  • Lulumadeinla

    to me, this article presumes that sea salt is not sodium chloride – when in fact it is.  Sea salt and table salt are both sodium chloride. salt is salt.  It’s just that, as you stated, sea salt has not ben processed to death and has all those wonderful minerals.  
    And not only because it’s so pricey should you treat it like a special treat, but it is still just salt.  And too much salt is not a good thing.  
    correct me if I’m wrong..

  • Lillian

    A good rule of thumb….too much of anything is probably not a good thing…  :-)

  • Veetmaya

    Just bear in mind that Himalayan Salt doesn’t have iodine in it so then you need to get this elsewhere ..

  • table salt is iodized. does sea salt contain iodine also?

  • Sassy Zen

    …only if it’s been added in…it will say so on the label

  • Damir Lisic

    So salt “it’s a necessity — without it, the heart, muscles and brain simply cannot function” but ” but “sodium chloride, a chemical that’s toxic to our bodies” …What if I told you that sodium chloride IS salt. And you are a doctor? I am a little worried for your patients, dr. Lipman..

  • Jmac


    Here is one of hundreds of articles that talk about the difference. Assuming they are the same is very ignorant. I highly encourage you to start researching food because its not created equal.

  • G

    Potassium chloride is not dangerous to anyone with decently functioning kidneys. Kidneys are very good at getting rid of excess potassium. In one double-blinded study, table salt was replaced with a mix of sodium chloride and potassium chloride in one of two assisted living homes. Patients consuming the potassium chloride had lower blood pressure and fewer cardiac events than patients consuming the sodium chloride only. Ask your own doctor before switching, but don’t trust this guy. “Dr” Lipman, guess what else occasionally but rarely kills people: water, peanuts, eggs, strawberries, potassium deficiency…..
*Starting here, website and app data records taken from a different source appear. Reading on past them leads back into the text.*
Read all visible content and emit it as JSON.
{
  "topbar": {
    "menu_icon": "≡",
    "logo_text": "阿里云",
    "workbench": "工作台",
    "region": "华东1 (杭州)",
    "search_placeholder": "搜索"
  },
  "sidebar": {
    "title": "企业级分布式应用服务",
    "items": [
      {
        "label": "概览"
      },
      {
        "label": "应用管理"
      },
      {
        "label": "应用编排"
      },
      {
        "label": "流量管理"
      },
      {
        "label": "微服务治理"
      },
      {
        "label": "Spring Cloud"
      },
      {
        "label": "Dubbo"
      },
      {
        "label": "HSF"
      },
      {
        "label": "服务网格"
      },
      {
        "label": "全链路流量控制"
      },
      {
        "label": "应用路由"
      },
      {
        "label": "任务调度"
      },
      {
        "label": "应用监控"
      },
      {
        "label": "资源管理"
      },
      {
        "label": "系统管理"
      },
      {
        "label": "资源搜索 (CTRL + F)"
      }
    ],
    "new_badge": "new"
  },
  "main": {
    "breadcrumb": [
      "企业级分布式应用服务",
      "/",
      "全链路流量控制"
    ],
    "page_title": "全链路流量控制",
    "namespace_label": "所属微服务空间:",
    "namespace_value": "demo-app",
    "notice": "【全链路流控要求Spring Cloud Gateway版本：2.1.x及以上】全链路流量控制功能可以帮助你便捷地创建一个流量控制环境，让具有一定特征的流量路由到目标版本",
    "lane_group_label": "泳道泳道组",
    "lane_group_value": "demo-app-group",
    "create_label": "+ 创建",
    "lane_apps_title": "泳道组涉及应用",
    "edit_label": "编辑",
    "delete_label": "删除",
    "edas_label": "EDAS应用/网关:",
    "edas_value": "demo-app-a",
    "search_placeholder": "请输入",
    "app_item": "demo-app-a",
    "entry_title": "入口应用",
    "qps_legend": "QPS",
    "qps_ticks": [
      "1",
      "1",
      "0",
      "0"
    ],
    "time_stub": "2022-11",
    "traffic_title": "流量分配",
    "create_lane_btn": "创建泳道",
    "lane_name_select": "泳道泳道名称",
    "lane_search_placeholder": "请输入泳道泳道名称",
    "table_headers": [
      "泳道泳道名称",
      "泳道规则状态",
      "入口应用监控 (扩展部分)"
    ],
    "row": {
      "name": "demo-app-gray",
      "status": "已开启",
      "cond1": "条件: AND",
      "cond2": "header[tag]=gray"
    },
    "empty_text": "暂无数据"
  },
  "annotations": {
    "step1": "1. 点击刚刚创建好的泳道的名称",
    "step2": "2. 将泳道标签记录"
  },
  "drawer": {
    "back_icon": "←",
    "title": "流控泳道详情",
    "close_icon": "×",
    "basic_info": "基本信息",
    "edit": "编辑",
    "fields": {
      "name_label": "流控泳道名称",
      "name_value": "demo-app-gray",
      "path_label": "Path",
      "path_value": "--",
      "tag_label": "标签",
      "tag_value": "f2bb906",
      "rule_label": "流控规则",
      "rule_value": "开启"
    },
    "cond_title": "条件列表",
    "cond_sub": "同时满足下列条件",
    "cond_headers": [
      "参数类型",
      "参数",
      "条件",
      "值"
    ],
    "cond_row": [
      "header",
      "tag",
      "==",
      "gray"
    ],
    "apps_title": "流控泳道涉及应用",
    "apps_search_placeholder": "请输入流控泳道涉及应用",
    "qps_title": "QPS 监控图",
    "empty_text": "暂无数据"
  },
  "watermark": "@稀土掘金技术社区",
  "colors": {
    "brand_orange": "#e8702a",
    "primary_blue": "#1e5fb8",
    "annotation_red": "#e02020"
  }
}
  • Kara

    I switched from typical table salt about 2 years ago, once I realized what typical morton salt actually was. I have found that ‘regular’ unrefined sea salt actually tastes so much better! Some people refer to it as gourmet sea salt or chef salts, but I do believe it should be in every kitchen and restaurant. Maybe if restaurants changed their salts set at the table it would help inform those who have yet to find out there is a difference in salts. Thank you for this well written, informative post about salt! I buy all of my unrefined sea salts from http://www.SaltsWorldwide.com They have varieties of sea salts available from places across the world! I enjoy the Fleur de Sel Sea Salt – simply amazingly pure unrefined salt from the earth!

  • Universalli

    That isn’t true Veetmaya. Himalayan Salt has Iodine plus many oder trace-minerals.

  • Universalli

    Do you have the source of this study? I couldn’t find it on Pubmed. I believe that the mix of sodium chloride and potassium chloride was resulting in a better outcome, as we need both sodium and potassium in balance, not isolated :-).